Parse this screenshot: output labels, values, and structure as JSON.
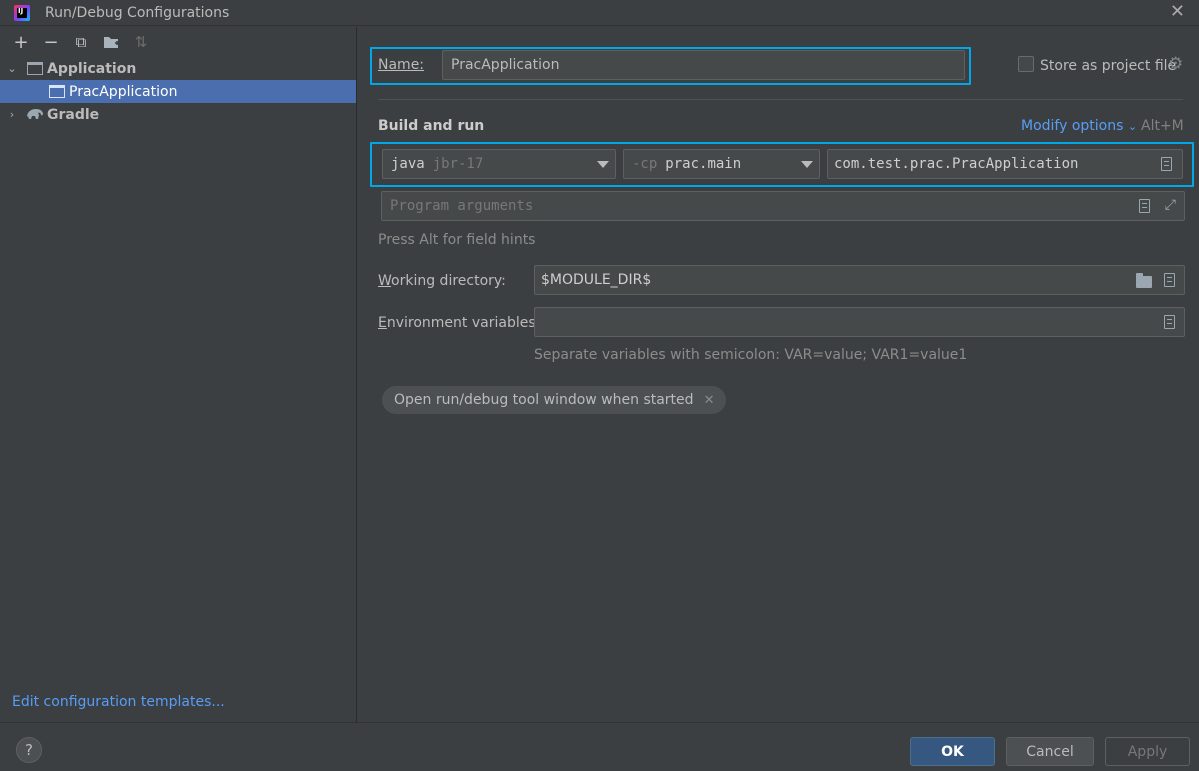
{
  "window": {
    "title": "Run/Debug Configurations"
  },
  "sidebar": {
    "toolbar": [
      {
        "icon": "plus-icon",
        "glyph": "+"
      },
      {
        "icon": "minus-icon",
        "glyph": "−"
      },
      {
        "icon": "copy-icon",
        "glyph": "⧉"
      },
      {
        "icon": "folder-add-icon",
        "glyph": "▆"
      },
      {
        "icon": "sort-icon",
        "glyph": "⇅"
      }
    ],
    "tree": {
      "application_label": "Application",
      "config_label": "PracApplication",
      "gradle_label": "Gradle"
    },
    "edit_templates_link": "Edit configuration templates..."
  },
  "form": {
    "name_label": "Name:",
    "name_value": "PracApplication",
    "store_as_project_label": "Store as project file",
    "section_title": "Build and run",
    "modify_options_label": "Modify options",
    "modify_options_shortcut": "Alt+M",
    "jdk_keyword": "java",
    "jdk_value": "jbr-17",
    "cp_keyword": "-cp",
    "cp_value": "prac.main",
    "main_class_value": "com.test.prac.PracApplication",
    "program_args_placeholder": "Program arguments",
    "field_hints_text": "Press Alt for field hints",
    "working_dir_label": "Working directory:",
    "working_dir_value": "$MODULE_DIR$",
    "env_vars_label": "Environment variables:",
    "env_vars_value": "",
    "env_vars_hint": "Separate variables with semicolon: VAR=value; VAR1=value1",
    "open_tool_window_chip": "Open run/debug tool window when started"
  },
  "footer": {
    "help_label": "?",
    "ok_label": "OK",
    "cancel_label": "Cancel",
    "apply_label": "Apply"
  },
  "colors": {
    "background": "#3c3f41",
    "selection": "#4b6eaf",
    "highlight_box": "#00a8e8",
    "link": "#589df6",
    "primary_button": "#365880"
  }
}
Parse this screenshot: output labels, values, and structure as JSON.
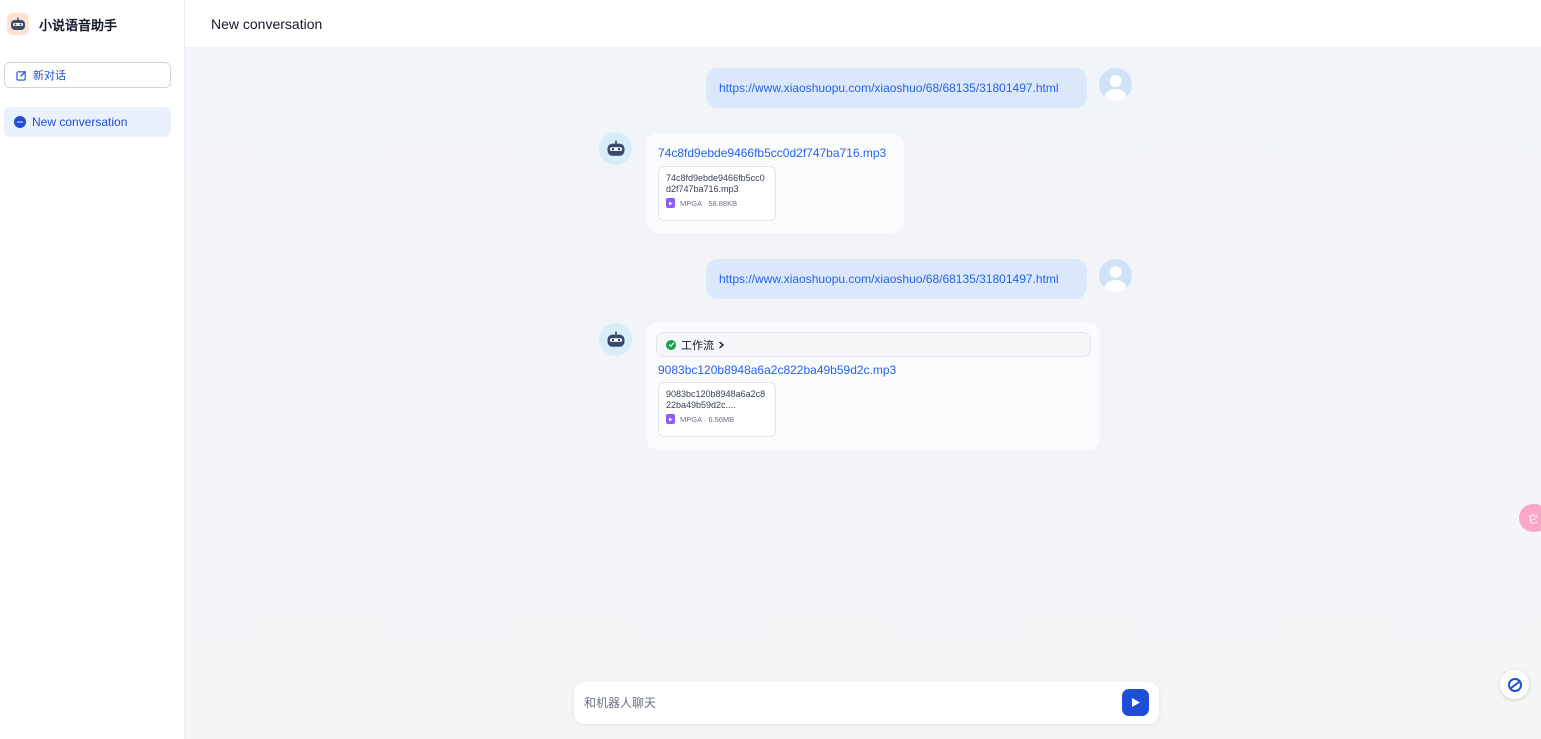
{
  "app": {
    "title": "小说语音助手"
  },
  "sidebar": {
    "new_chat_label": "新对话",
    "conversations": [
      {
        "label": "New conversation"
      }
    ]
  },
  "header": {
    "title": "New conversation"
  },
  "messages": [
    {
      "role": "user",
      "text": "https://www.xiaoshuopu.com/xiaoshuo/68/68135/31801497.html"
    },
    {
      "role": "assistant",
      "file_link": "74c8fd9ebde9466fb5cc0d2f747ba716.mp3",
      "file": {
        "name": "74c8fd9ebde9466fb5cc0d2f747ba716.mp3",
        "type": "MPGA",
        "size": "58.88KB",
        "meta": "MPGA · 58.88KB"
      }
    },
    {
      "role": "user",
      "text": "https://www.xiaoshuopu.com/xiaoshuo/68/68135/31801497.html"
    },
    {
      "role": "assistant",
      "workflow_label": "工作流",
      "file_link": "9083bc120b8948a6a2c822ba49b59d2c.mp3",
      "file": {
        "name": "9083bc120b8948a6a2c822ba49b59d2c....",
        "type": "MPGA",
        "size": "6.56MB",
        "meta": "MPGA · 6.56MB"
      }
    }
  ],
  "input": {
    "placeholder": "和机器人聊天",
    "value": ""
  },
  "float_pink_label": "它",
  "icons": {
    "app_logo": "robot-icon",
    "new_chat": "edit-icon",
    "conversation": "chat-bubble-icon",
    "user_avatar": "user-avatar-icon",
    "bot_avatar": "robot-icon",
    "file": "audio-file-icon",
    "workflow_status": "check-circle-icon",
    "workflow_expand": "chevron-right-icon",
    "send": "send-icon",
    "help": "help-icon"
  },
  "colors": {
    "accent": "#1d4ed8",
    "link": "#2563eb",
    "user_bubble": "#dbe8fb",
    "success": "#16a34a",
    "file_icon": "#8b5cf6"
  }
}
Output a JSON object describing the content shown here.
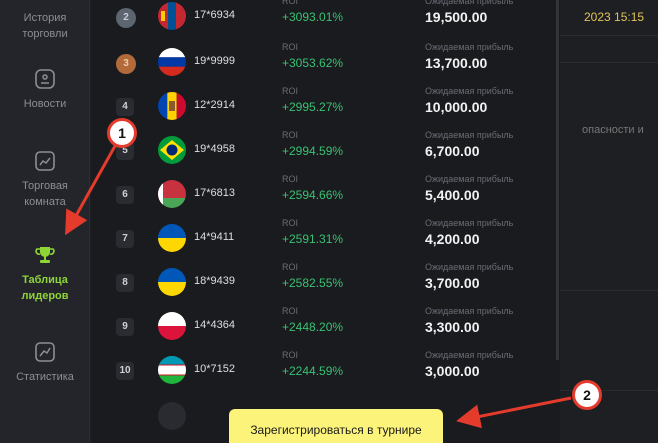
{
  "sidebar": {
    "items": [
      {
        "label": "История торговли",
        "icon": "history-icon"
      },
      {
        "label": "Новости",
        "icon": "news-icon"
      },
      {
        "label": "Торговая комната",
        "icon": "chart-icon"
      },
      {
        "label": "Таблица лидеров",
        "icon": "trophy-icon",
        "active": true
      },
      {
        "label": "Статистика",
        "icon": "statistics-icon"
      }
    ]
  },
  "leaderboard": {
    "roi_label": "ROI",
    "profit_label": "Ожидаемая прибыль",
    "rows": [
      {
        "rank": "2",
        "flag": "mongolia",
        "user": "17*6934",
        "roi": "+3093.01%",
        "profit": "19,500.00"
      },
      {
        "rank": "3",
        "flag": "russia",
        "user": "19*9999",
        "roi": "+3053.62%",
        "profit": "13,700.00"
      },
      {
        "rank": "4",
        "flag": "moldova",
        "user": "12*2914",
        "roi": "+2995.27%",
        "profit": "10,000.00"
      },
      {
        "rank": "5",
        "flag": "brazil",
        "user": "19*4958",
        "roi": "+2994.59%",
        "profit": "6,700.00"
      },
      {
        "rank": "6",
        "flag": "belarus",
        "user": "17*6813",
        "roi": "+2594.66%",
        "profit": "5,400.00"
      },
      {
        "rank": "7",
        "flag": "ukraine",
        "user": "14*9411",
        "roi": "+2591.31%",
        "profit": "4,200.00"
      },
      {
        "rank": "8",
        "flag": "ukraine",
        "user": "18*9439",
        "roi": "+2582.55%",
        "profit": "3,700.00"
      },
      {
        "rank": "9",
        "flag": "poland",
        "user": "14*4364",
        "roi": "+2448.20%",
        "profit": "3,300.00"
      },
      {
        "rank": "10",
        "flag": "uzbekistan",
        "user": "10*7152",
        "roi": "+2244.59%",
        "profit": "3,000.00"
      }
    ]
  },
  "right": {
    "datetime": "2023 15:15",
    "fragment": "опасности и"
  },
  "cta": {
    "label": "Зарегистрироваться в турнире"
  },
  "annotations": {
    "one": "1",
    "two": "2"
  },
  "colors": {
    "accent_green": "#8ed636",
    "roi_green": "#38c172",
    "cta_yellow": "#fcf37a",
    "annotation_red": "#e53b2c"
  }
}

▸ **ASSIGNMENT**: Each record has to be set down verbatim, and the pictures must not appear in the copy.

▸ **EXERCISE OUTPUT**:
Parse this screenshot: output labels, values, and structure as JSON.
{
  "window": {
    "title": "Run/Debug Configurations"
  },
  "sidebar": {
    "toolbar": [
      {
        "icon": "plus-icon",
        "glyph": "+"
      },
      {
        "icon": "minus-icon",
        "glyph": "−"
      },
      {
        "icon": "copy-icon",
        "glyph": "⧉"
      },
      {
        "icon": "folder-add-icon",
        "glyph": "▆"
      },
      {
        "icon": "sort-icon",
        "glyph": "⇅"
      }
    ],
    "tree": {
      "application_label": "Application",
      "config_label": "PracApplication",
      "gradle_label": "Gradle"
    },
    "edit_templates_link": "Edit configuration templates..."
  },
  "form": {
    "name_label": "Name:",
    "name_value": "PracApplication",
    "store_as_project_label": "Store as project file",
    "section_title": "Build and run",
    "modify_options_label": "Modify options",
    "modify_options_shortcut": "Alt+M",
    "jdk_keyword": "java",
    "jdk_value": "jbr-17",
    "cp_keyword": "-cp",
    "cp_value": "prac.main",
    "main_class_value": "com.test.prac.PracApplication",
    "program_args_placeholder": "Program arguments",
    "field_hints_text": "Press Alt for field hints",
    "working_dir_label": "Working directory:",
    "working_dir_value": "$MODULE_DIR$",
    "env_vars_label": "Environment variables:",
    "env_vars_value": "",
    "env_vars_hint": "Separate variables with semicolon: VAR=value; VAR1=value1",
    "open_tool_window_chip": "Open run/debug tool window when started"
  },
  "footer": {
    "help_label": "?",
    "ok_label": "OK",
    "cancel_label": "Cancel",
    "apply_label": "Apply"
  },
  "colors": {
    "background": "#3c3f41",
    "selection": "#4b6eaf",
    "highlight_box": "#00a8e8",
    "link": "#589df6",
    "primary_button": "#365880"
  }
}
Parse this screenshot: output labels, values, and structure as JSON.
{
  "app": {
    "title": "小说语音助手"
  },
  "sidebar": {
    "new_chat_label": "新对话",
    "conversations": [
      {
        "label": "New conversation"
      }
    ]
  },
  "header": {
    "title": "New conversation"
  },
  "messages": [
    {
      "role": "user",
      "text": "https://www.xiaoshuopu.com/xiaoshuo/68/68135/31801497.html"
    },
    {
      "role": "assistant",
      "file_link": "74c8fd9ebde9466fb5cc0d2f747ba716.mp3",
      "file": {
        "name": "74c8fd9ebde9466fb5cc0d2f747ba716.mp3",
        "type": "MPGA",
        "size": "58.88KB",
        "meta": "MPGA · 58.88KB"
      }
    },
    {
      "role": "user",
      "text": "https://www.xiaoshuopu.com/xiaoshuo/68/68135/31801497.html"
    },
    {
      "role": "assistant",
      "workflow_label": "工作流",
      "file_link": "9083bc120b8948a6a2c822ba49b59d2c.mp3",
      "file": {
        "name": "9083bc120b8948a6a2c822ba49b59d2c....",
        "type": "MPGA",
        "size": "6.56MB",
        "meta": "MPGA · 6.56MB"
      }
    }
  ],
  "input": {
    "placeholder": "和机器人聊天",
    "value": ""
  },
  "float_pink_label": "它",
  "icons": {
    "app_logo": "robot-icon",
    "new_chat": "edit-icon",
    "conversation": "chat-bubble-icon",
    "user_avatar": "user-avatar-icon",
    "bot_avatar": "robot-icon",
    "file": "audio-file-icon",
    "workflow_status": "check-circle-icon",
    "workflow_expand": "chevron-right-icon",
    "send": "send-icon",
    "help": "help-icon"
  },
  "colors": {
    "accent": "#1d4ed8",
    "link": "#2563eb",
    "user_bubble": "#dbe8fb",
    "success": "#16a34a",
    "file_icon": "#8b5cf6"
  }
}
Output a JSON object describing the content shown here.
{
  "sidebar": {
    "items": [
      {
        "label": "История торговли",
        "icon": "history-icon"
      },
      {
        "label": "Новости",
        "icon": "news-icon"
      },
      {
        "label": "Торговая комната",
        "icon": "chart-icon"
      },
      {
        "label": "Таблица лидеров",
        "icon": "trophy-icon",
        "active": true
      },
      {
        "label": "Статистика",
        "icon": "statistics-icon"
      }
    ]
  },
  "leaderboard": {
    "roi_label": "ROI",
    "profit_label": "Ожидаемая прибыль",
    "rows": [
      {
        "rank": "2",
        "flag": "mongolia",
        "user": "17*6934",
        "roi": "+3093.01%",
        "profit": "19,500.00"
      },
      {
        "rank": "3",
        "flag": "russia",
        "user": "19*9999",
        "roi": "+3053.62%",
        "profit": "13,700.00"
      },
      {
        "rank": "4",
        "flag": "moldova",
        "user": "12*2914",
        "roi": "+2995.27%",
        "profit": "10,000.00"
      },
      {
        "rank": "5",
        "flag": "brazil",
        "user": "19*4958",
        "roi": "+2994.59%",
        "profit": "6,700.00"
      },
      {
        "rank": "6",
        "flag": "belarus",
        "user": "17*6813",
        "roi": "+2594.66%",
        "profit": "5,400.00"
      },
      {
        "rank": "7",
        "flag": "ukraine",
        "user": "14*9411",
        "roi": "+2591.31%",
        "profit": "4,200.00"
      },
      {
        "rank": "8",
        "flag": "ukraine",
        "user": "18*9439",
        "roi": "+2582.55%",
        "profit": "3,700.00"
      },
      {
        "rank": "9",
        "flag": "poland",
        "user": "14*4364",
        "roi": "+2448.20%",
        "profit": "3,300.00"
      },
      {
        "rank": "10",
        "flag": "uzbekistan",
        "user": "10*7152",
        "roi": "+2244.59%",
        "profit": "3,000.00"
      }
    ]
  },
  "right": {
    "datetime": "2023 15:15",
    "fragment": "опасности и"
  },
  "cta": {
    "label": "Зарегистрироваться в турнире"
  },
  "annotations": {
    "one": "1",
    "two": "2"
  },
  "colors": {
    "accent_green": "#8ed636",
    "roi_green": "#38c172",
    "cta_yellow": "#fcf37a",
    "annotation_red": "#e53b2c"
  }
}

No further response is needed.